The 2024 Utah Legislative Session ended on March 1, with several bills arising in the last few weeks that required amendment in order to be workable for Utah’s credit unions.

HB 572, State Treasurer Investment Amendments, took some work. The bill’s purpose was to grease the wheels of funding for attainable housing. Under the bill, when a developer applies for a development loan with a lender, if the loan pencils out and meets certain criteria regarding attainable housing, the lender can then apply to the state to receive a deposit of state funds that the credit union can then lend to the developer.

One challenge with the bill was that old language regarding field of membership and business lending in the state credit union act would have kept credit unions from taking advantage of the program. So, the Association worked with the bill sponsor to add an amendment, which basically says that despite all the restrictions in the state credit union act, credit unions can participate in the program.

Once the language was added, it took some effort to ensure that it stayed in the final bill—which it did.

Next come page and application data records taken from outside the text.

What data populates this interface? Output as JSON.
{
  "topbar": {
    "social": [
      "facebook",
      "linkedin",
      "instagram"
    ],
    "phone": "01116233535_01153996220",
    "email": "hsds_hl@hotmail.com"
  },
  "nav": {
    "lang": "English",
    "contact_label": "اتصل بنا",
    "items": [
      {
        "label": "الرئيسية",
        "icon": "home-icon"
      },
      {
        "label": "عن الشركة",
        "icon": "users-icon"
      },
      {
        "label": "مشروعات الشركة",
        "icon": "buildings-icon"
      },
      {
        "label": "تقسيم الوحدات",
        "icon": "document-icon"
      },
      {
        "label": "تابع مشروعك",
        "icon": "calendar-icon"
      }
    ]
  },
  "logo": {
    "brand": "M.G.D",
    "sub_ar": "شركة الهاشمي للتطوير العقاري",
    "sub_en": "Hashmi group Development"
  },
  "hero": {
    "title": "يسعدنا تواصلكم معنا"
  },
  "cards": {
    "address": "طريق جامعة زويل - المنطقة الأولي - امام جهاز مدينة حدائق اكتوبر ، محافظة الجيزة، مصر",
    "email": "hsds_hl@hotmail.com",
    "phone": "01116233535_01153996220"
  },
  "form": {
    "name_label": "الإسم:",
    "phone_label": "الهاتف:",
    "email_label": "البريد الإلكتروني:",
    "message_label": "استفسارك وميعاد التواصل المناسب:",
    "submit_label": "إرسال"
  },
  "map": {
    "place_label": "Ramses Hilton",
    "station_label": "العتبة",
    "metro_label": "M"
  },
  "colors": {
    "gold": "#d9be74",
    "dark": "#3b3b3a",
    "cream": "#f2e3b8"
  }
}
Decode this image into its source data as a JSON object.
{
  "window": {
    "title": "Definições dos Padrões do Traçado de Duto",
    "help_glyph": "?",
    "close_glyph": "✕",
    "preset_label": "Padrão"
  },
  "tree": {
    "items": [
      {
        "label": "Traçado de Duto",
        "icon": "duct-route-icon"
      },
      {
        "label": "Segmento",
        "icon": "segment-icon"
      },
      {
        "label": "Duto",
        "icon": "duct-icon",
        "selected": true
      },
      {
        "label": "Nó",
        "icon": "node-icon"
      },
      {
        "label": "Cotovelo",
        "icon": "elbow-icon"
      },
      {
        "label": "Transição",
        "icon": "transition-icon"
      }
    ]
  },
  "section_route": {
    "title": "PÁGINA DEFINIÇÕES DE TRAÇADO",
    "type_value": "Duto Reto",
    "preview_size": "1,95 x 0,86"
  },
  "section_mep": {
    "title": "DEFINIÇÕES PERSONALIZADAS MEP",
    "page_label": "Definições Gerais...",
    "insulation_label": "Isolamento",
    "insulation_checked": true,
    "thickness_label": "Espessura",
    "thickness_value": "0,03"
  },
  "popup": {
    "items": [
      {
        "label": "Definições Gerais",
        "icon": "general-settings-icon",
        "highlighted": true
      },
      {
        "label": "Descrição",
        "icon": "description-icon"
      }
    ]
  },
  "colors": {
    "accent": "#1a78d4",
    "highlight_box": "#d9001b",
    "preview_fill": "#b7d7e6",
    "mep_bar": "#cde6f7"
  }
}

Another bill, HB 484, added late in the session, had the purpose of blocking the government from accessing personal information of members of non-profit groups organized under the IRS section 501(C). Really, they were looking to keep advocacy organizations’ lists out of government hands.

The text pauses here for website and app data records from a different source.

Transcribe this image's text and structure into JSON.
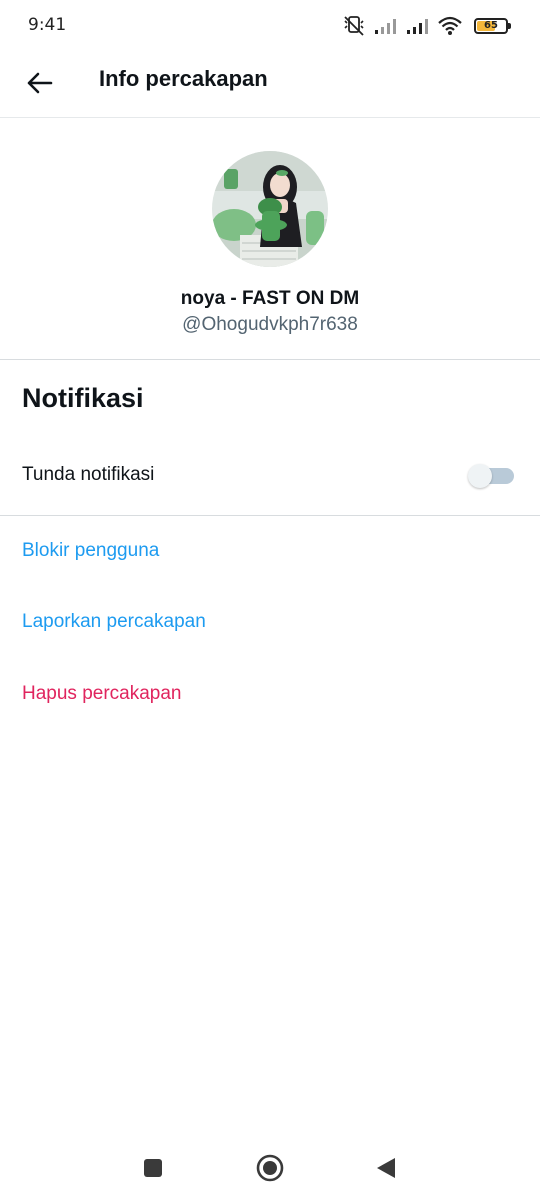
{
  "status_bar": {
    "time": "9:41",
    "battery_level": "65",
    "battery_fraction": 0.65,
    "battery_color": "#f4b73b",
    "icons": [
      "silent-mode-icon",
      "signal-icon",
      "signal-icon",
      "wifi-icon",
      "battery-icon"
    ]
  },
  "header": {
    "title": "Info percakapan",
    "back_icon": "arrow-left-icon"
  },
  "profile": {
    "display_name": "noya - FAST ON DM",
    "handle": "@Ohogudvkph7r638"
  },
  "notifications": {
    "heading": "Notifikasi",
    "snooze_label": "Tunda notifikasi",
    "snooze_enabled": false
  },
  "actions": {
    "block": "Blokir pengguna",
    "report": "Laporkan percakapan",
    "delete": "Hapus percakapan"
  },
  "colors": {
    "link_blue": "#1d9bf0",
    "danger_red": "#e0245e"
  },
  "nav_bar": {
    "icons": [
      "recents-square-icon",
      "home-circle-icon",
      "back-triangle-icon"
    ]
  }
}
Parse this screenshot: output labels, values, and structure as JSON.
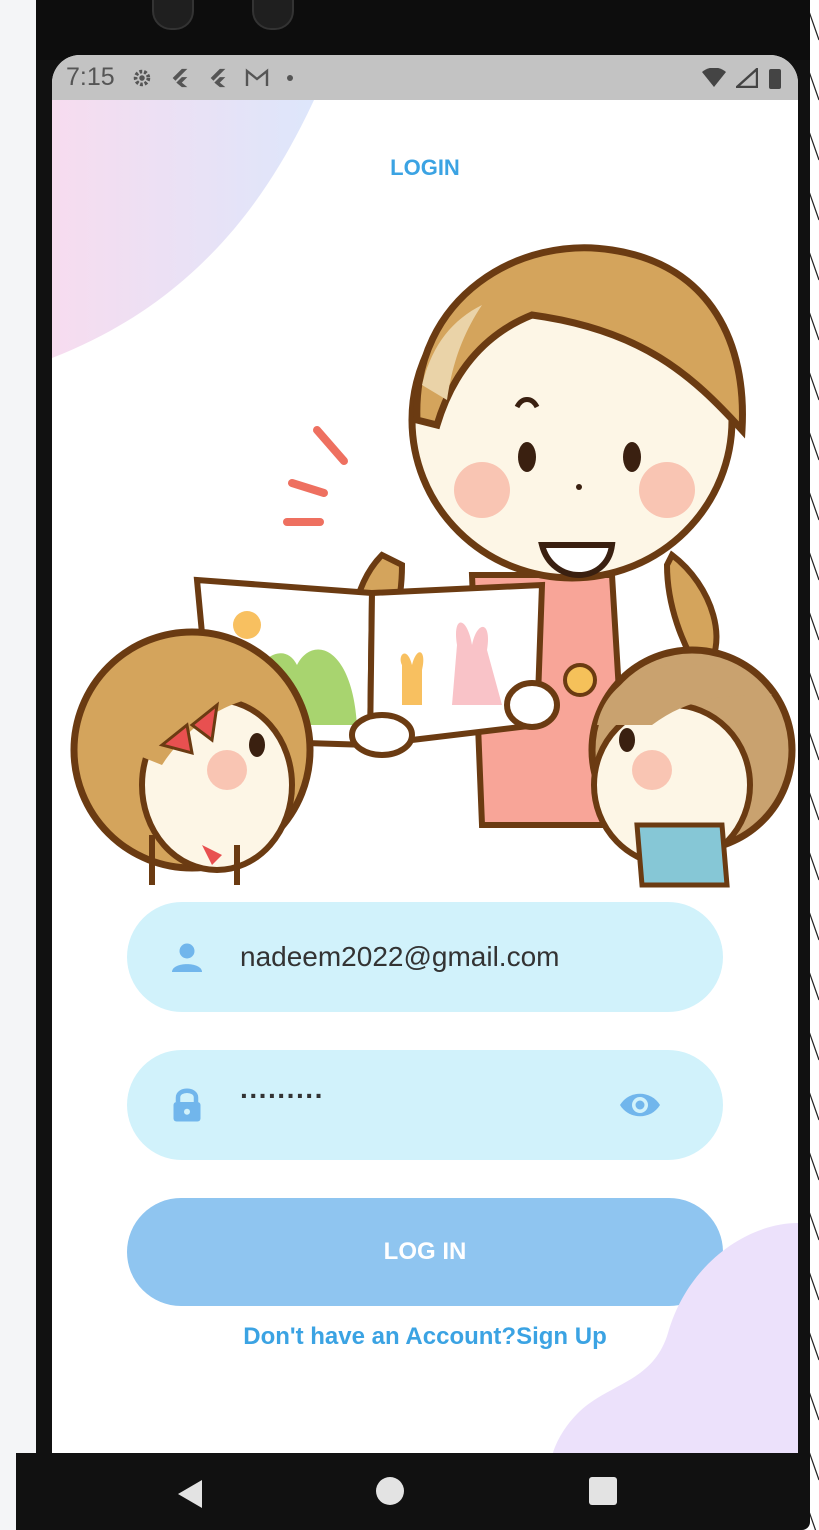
{
  "status_bar": {
    "time": "7:15",
    "icons_left": [
      "gear-icon",
      "flutter-icon",
      "flutter-icon",
      "gmail-icon",
      "dot-icon"
    ],
    "icons_right": [
      "wifi-icon",
      "signal-icon",
      "battery-icon"
    ]
  },
  "header": {
    "title": "LOGIN"
  },
  "form": {
    "email": {
      "icon": "person-icon",
      "value": "nadeem2022@gmail.com"
    },
    "password": {
      "icon": "lock-icon",
      "value": "·········",
      "toggle_icon": "eye-icon"
    },
    "submit_label": "LOG IN",
    "signup_text": "Don't have an Account?Sign Up"
  },
  "nav": [
    "back-icon",
    "home-icon",
    "recents-icon"
  ],
  "colors": {
    "accent": "#3ba3e3",
    "field_bg": "#d1f2fb",
    "button_bg": "#8fc5f0",
    "field_icon": "#71b6ec",
    "blob_pink": "#f5dcf5",
    "blob_lilac": "#ece1fb"
  }
}
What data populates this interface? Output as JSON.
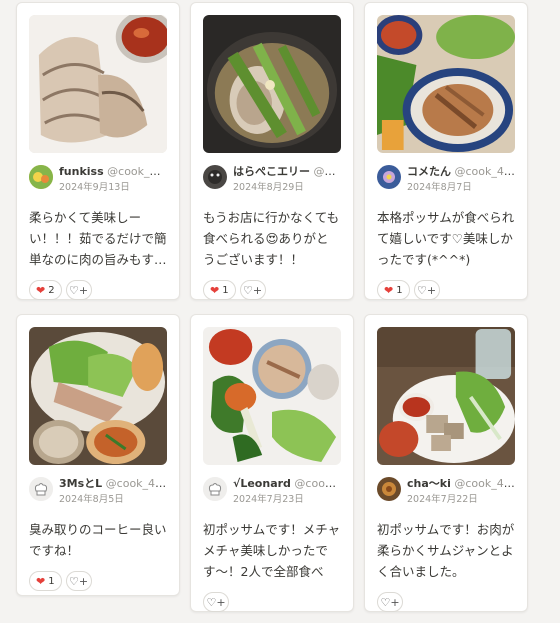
{
  "cards": [
    {
      "user": "funkiss",
      "handle": "@cook_400...",
      "date": "2024年9月13日",
      "comment": "柔らかくて美味しーい！！！茹でるだけで簡単なのに肉の旨みもす…",
      "likes": "2",
      "avatar": "fruit-avatar"
    },
    {
      "user": "はらぺこエリー",
      "handle": "@co...",
      "date": "2024年8月29日",
      "comment": "もうお店に行かなくても食べられる😍ありがとうございます！！",
      "likes": "1",
      "avatar": "pet-avatar"
    },
    {
      "user": "コメたん",
      "handle": "@cook_40...",
      "date": "2024年8月7日",
      "comment": "本格ポッサムが食べられて嬉しいです♡美味しかったです(*^^*)",
      "likes": "1",
      "avatar": "flower-avatar"
    },
    {
      "user": "3MsとL",
      "handle": "@cook_404...",
      "date": "2024年8月5日",
      "comment": "臭み取りのコーヒー良いですね！",
      "likes": "1",
      "avatar": "chef-hat-avatar"
    },
    {
      "user": "√Leonard",
      "handle": "@cook_4...",
      "date": "2024年7月23日",
      "comment": "初ポッサムです！メチャメチャ美味しかったです〜！2人で全部食べち…",
      "likes": "",
      "avatar": "chef-hat-avatar"
    },
    {
      "user": "cha〜ki",
      "handle": "@cook_400...",
      "date": "2024年7月22日",
      "comment": "初ポッサムです！お肉が柔らかくサムジャンとよく合いました。",
      "likes": "",
      "avatar": "food-avatar"
    }
  ],
  "icons": {
    "like": "heart-icon",
    "add_reaction": "heart-plus-icon"
  }
}
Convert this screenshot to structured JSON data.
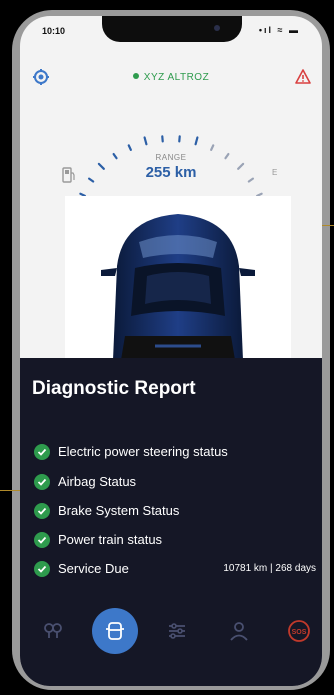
{
  "status_bar": {
    "time": "10:10",
    "icons": "•ıl ≈ ▬"
  },
  "header": {
    "car_name": "XYZ ALTROZ"
  },
  "gauge": {
    "label": "RANGE",
    "value": "255 km",
    "empty_marker": "E"
  },
  "report": {
    "title": "Diagnostic Report",
    "items": [
      {
        "label": "Electric power steering status",
        "value": ""
      },
      {
        "label": "Airbag Status",
        "value": ""
      },
      {
        "label": "Brake System Status",
        "value": ""
      },
      {
        "label": "Power train status",
        "value": ""
      },
      {
        "label": "Service Due",
        "value": "10781 km | 268 days"
      }
    ]
  },
  "nav": {
    "items": [
      {
        "icon": "connected-icon",
        "active": false
      },
      {
        "icon": "car-icon",
        "active": true
      },
      {
        "icon": "sliders-icon",
        "active": false
      },
      {
        "icon": "profile-icon",
        "active": false
      },
      {
        "icon": "sos-icon",
        "active": false
      }
    ],
    "sos_label": "SOS"
  },
  "colors": {
    "accent": "#3d78c9",
    "ok": "#2e9b4d",
    "panel": "#151726",
    "range_text": "#2c5fa6"
  }
}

The trouble was that credit unions, organized either under section 501(c)1 for federal credit unions or 501(c)14 for state chartered credit unions, must from time-to-time share information about members with the government. This bill as originally written would have compromised the regulatory and exam processes.

The sponsor simply overlooked that complication, and after some discussion agreed to amend the bill so that credit unions could be properly regulated.

Those two bills popped up in the last portion of the session.

One more particular bill to note is HB 534, Boards and Commissions Modifications. This bill was part of a broad effort on the legislature’s part to eliminate 35+ groups run by the executive branch. The Board of Credit Union Advisors was one of those.

We will feel the loss of the board, as it’s a solid way to interface with the DFI. However, it’s not a dire situation. The Association currently meets with the DFI on a fairly regular basis, and has a good working relationship. Credit unions have ready access to the supervisor of credit unions, and can talk with him at virtually any time. Any time we have asked to meet with them outside the Board, they have been ready to meet with us.

We’re confident that we will be able to establish a regular cadence of meetings with the DFI and state-chartered credit unions, with the added benefit of being able to talk more freely in the meetings.

Among the other 30+ bills that we worked on or monitored were these:

  • HB 99, Consumer Credit Protection Amendments, a bill that passed in the form we were hoping. When a consumer credit services organization provides a credit report to a buyer, it must provide the buyer with a written disclosure that identifies the agency providing the information in the report, the name of the credit score model used, and the minimum and maximum possible scores.
  • SB 25 Substitute 2, Financial Institution and Consumer Notification Amendments, was a bill we watched just to make sure it didn’t get hijacked and used against us. It ended up being fine—no trouble for us.
  • HB 406 Substitute 2, Firearms Financial Transaction Amendments, was one that originally gave us heartburn. The purpose is to prevent the usage of a firearms merchant category code, and at first it prohibited financial institutions from using the codes. Since we don’t set the codes, it didn’t make sense, and we worked with the sponsor to get it changed so that it targeted the correct level of the ecosystem—the payment card network. It passed in an acceptable form.
  • HB 348, Precious Metals Amendments, which began life as Specie Legal Tender Amendments, had the original objective of allowing the State Treasurer to establish a new legal tender with gold as the backing asset, and with a digital component. The bill was 100% the State Treasurer’s, and was amended to basically stop and study the issue. It passed in an acceptable form.
  • HB 164, Digital Currency Modifications, was an anti-central bank digital currency bill. More than anything it made a statement about not accepting a CBDC as currency in Utah. We watched to make sure it didn’t spill over into our wheelhouse, and as it passed it was fine.

For more details about other bills we watched, see our 2024 legislative session tracking page.